Edwige Tamalet Talbayev is Assistant Professor of French and an affiliate of the Council on Middle Eastern Studies and the African Studies Council at the MacMillan Center at Yale University. She specializes in North African literature and Mediterranean Studies and has published articles in The International Journal of Francophone Studies; European Studies Forum; Folklorica; and Journal of Middle-Eastern Women’s Studies. She is co-editor of “The Mediterranean Maghreb: Literature and Plurilingualism,” a special issue of Expressions Maghrébines (forthcoming 2012), and is completing a book manuscript entitled The Transcontinental Maghreb: Francophone Literature in a Mediterranean Context.



Ben Tran is Assistant Professor of Asian Studies at Vanderbilt University. He is completing a book manuscript entitled Post-Mandarin: Masculinity and Modernism in Vietnam.

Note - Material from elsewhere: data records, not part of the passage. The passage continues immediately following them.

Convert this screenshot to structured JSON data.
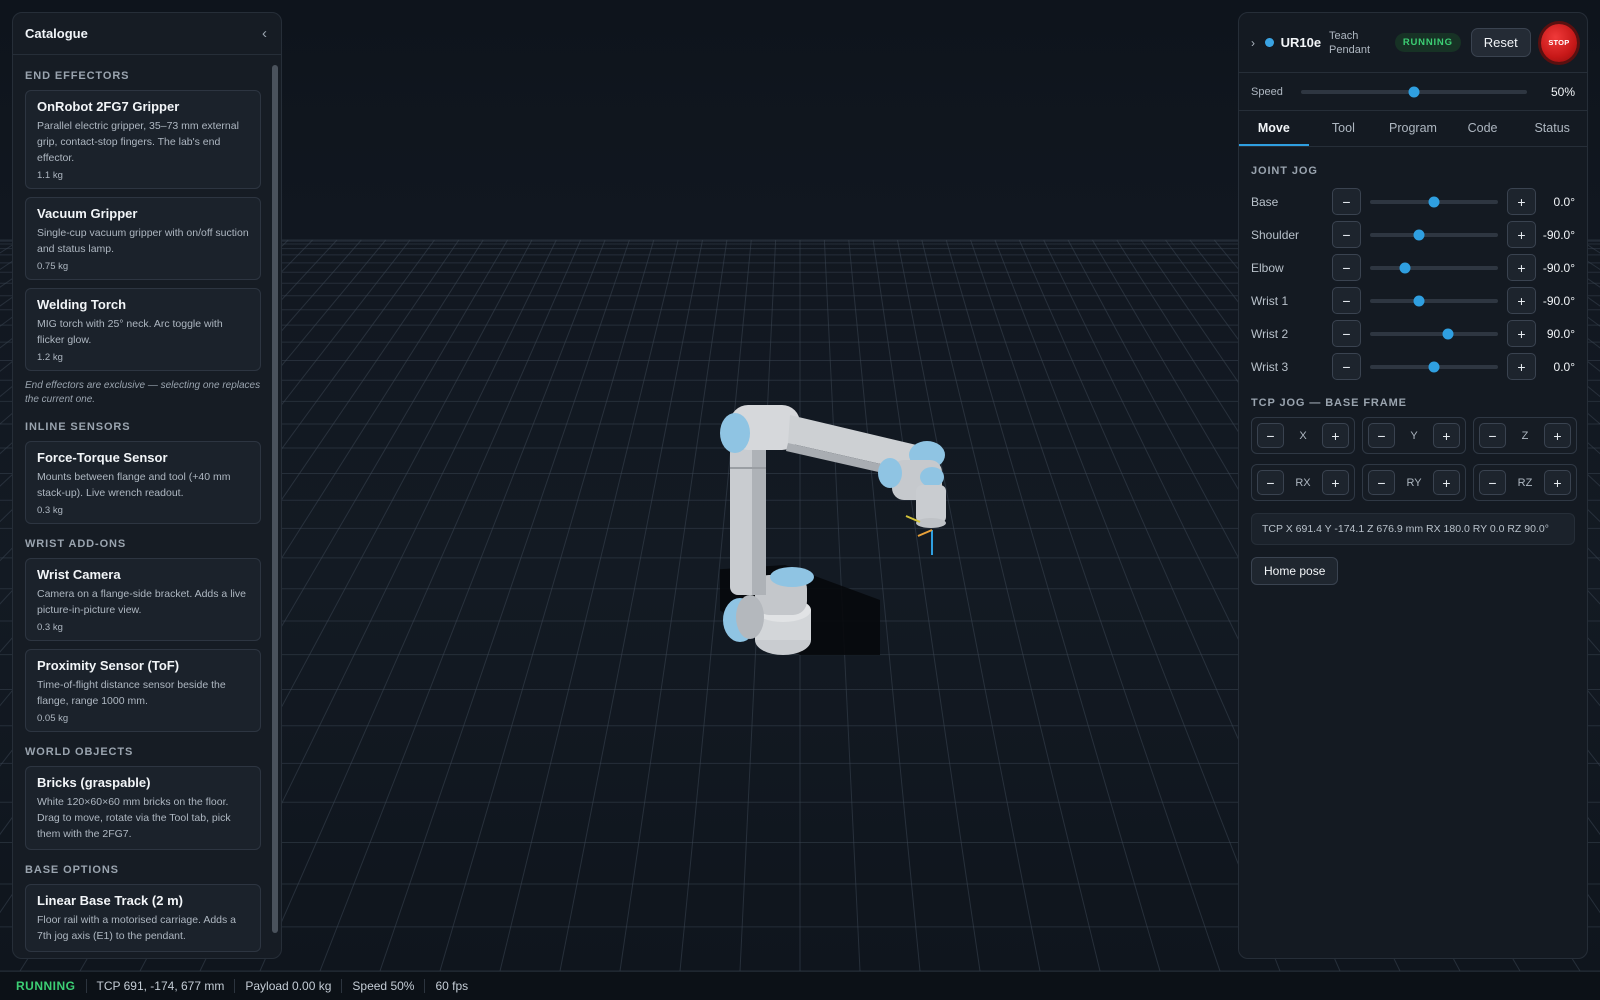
{
  "catalogue": {
    "title": "Catalogue",
    "collapse_icon": "chevron-left-icon",
    "sections": [
      {
        "title": "END EFFECTORS",
        "items": [
          {
            "name": "OnRobot 2FG7 Gripper",
            "desc": "Parallel electric gripper, 35–73 mm external grip, contact-stop fingers. The lab's end effector.",
            "weight": "1.1 kg"
          },
          {
            "name": "Vacuum Gripper",
            "desc": "Single-cup vacuum gripper with on/off suction and status lamp.",
            "weight": "0.75 kg"
          },
          {
            "name": "Welding Torch",
            "desc": "MIG torch with 25° neck. Arc toggle with flicker glow.",
            "weight": "1.2 kg"
          }
        ],
        "note": "End effectors are exclusive — selecting one replaces the current one."
      },
      {
        "title": "INLINE SENSORS",
        "items": [
          {
            "name": "Force-Torque Sensor",
            "desc": "Mounts between flange and tool (+40 mm stack-up). Live wrench readout.",
            "weight": "0.3 kg"
          }
        ]
      },
      {
        "title": "WRIST ADD-ONS",
        "items": [
          {
            "name": "Wrist Camera",
            "desc": "Camera on a flange-side bracket. Adds a live picture-in-picture view.",
            "weight": "0.3 kg"
          },
          {
            "name": "Proximity Sensor (ToF)",
            "desc": "Time-of-flight distance sensor beside the flange, range 1000 mm.",
            "weight": "0.05 kg"
          }
        ]
      },
      {
        "title": "WORLD OBJECTS",
        "items": [
          {
            "name": "Bricks (graspable)",
            "desc": "White 120×60×60 mm bricks on the floor. Drag to move, rotate via the Tool tab, pick them with the 2FG7."
          }
        ]
      },
      {
        "title": "BASE OPTIONS",
        "items": [
          {
            "name": "Linear Base Track (2 m)",
            "desc": "Floor rail with a motorised carriage. Adds a 7th jog axis (E1) to the pendant."
          }
        ]
      }
    ]
  },
  "pendant": {
    "expand_icon": "chevron-right-icon",
    "model": "UR10e",
    "subtitle": "Teach Pendant",
    "status": "RUNNING",
    "reset_label": "Reset",
    "stop_label": "STOP",
    "speed": {
      "label": "Speed",
      "value": "50%",
      "fraction": 0.5
    },
    "tabs": [
      "Move",
      "Tool",
      "Program",
      "Code",
      "Status"
    ],
    "active_tab": "Move",
    "joint_jog_title": "JOINT JOG",
    "minus_label": "−",
    "plus_label": "+",
    "joints": [
      {
        "name": "Base",
        "value": "0.0°",
        "fraction": 0.5
      },
      {
        "name": "Shoulder",
        "value": "-90.0°",
        "fraction": 0.38
      },
      {
        "name": "Elbow",
        "value": "-90.0°",
        "fraction": 0.27
      },
      {
        "name": "Wrist 1",
        "value": "-90.0°",
        "fraction": 0.38
      },
      {
        "name": "Wrist 2",
        "value": "90.0°",
        "fraction": 0.61
      },
      {
        "name": "Wrist 3",
        "value": "0.0°",
        "fraction": 0.5
      }
    ],
    "tcp_jog_title": "TCP JOG — BASE FRAME",
    "tcp_axes": [
      "X",
      "Y",
      "Z",
      "RX",
      "RY",
      "RZ"
    ],
    "tcp_readout": "TCP X 691.4 Y -174.1 Z 676.9 mm RX 180.0 RY 0.0 RZ 90.0°",
    "home_label": "Home pose"
  },
  "statusbar": {
    "state": "RUNNING",
    "tcp": "TCP 691, -174, 677 mm",
    "payload": "Payload 0.00 kg",
    "speed": "Speed 50%",
    "fps": "60 fps"
  },
  "colors": {
    "accent": "#2f9fe0",
    "running": "#3ccf74",
    "stop": "#d11f1f",
    "robot_cap": "#8fc4e3",
    "robot_body": "#c9ccd0"
  }
}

Vicky Unruh is Professor of Latin American Literary and Cultural Studies at the University of Kansas. She is author of Latin American Vanguards: The Art of Contentious Encounters (1994) and Performing Women and Modern Literary Culture in Latin America (2006), and co-editor (with Michael Lazzara) of Telling Ruins in Latin America (2009). She has served on the editorial boards of PMLA, Latin American Research Review, and the Revista Iberoamericana and currently works on contemporary Cuba.



Mark Wollaeger is Professor of English at Vanderbilt University. He is author of Joseph Conrad and the Fictions of Skepticism (1990) and Modernism, Media, and Propaganda: British Narrative from 1900 to 1945 (2006), as well as editor of two collections of essays on Joyce. He served as President of the Modernist Studies Association and is founding co-editor, with Kevin J. H. Dettmar, of Modernidt literature & culture, an Oxford University Press book series.



Xudong Zhang is Professor of Comparative Literature and Chinese at New York University. He is author of Chinese Modernism in the Era of Reforms (1997) and Postsocialism and Cultural Politics (2008), and editor of two collections of essays on contemporary Chinese culture and intellectual discourse. As a literary and cultural critic, he also publishes widely in Chinese and is founding director of the International Center for Critical Theory at Peking University. (p. 702)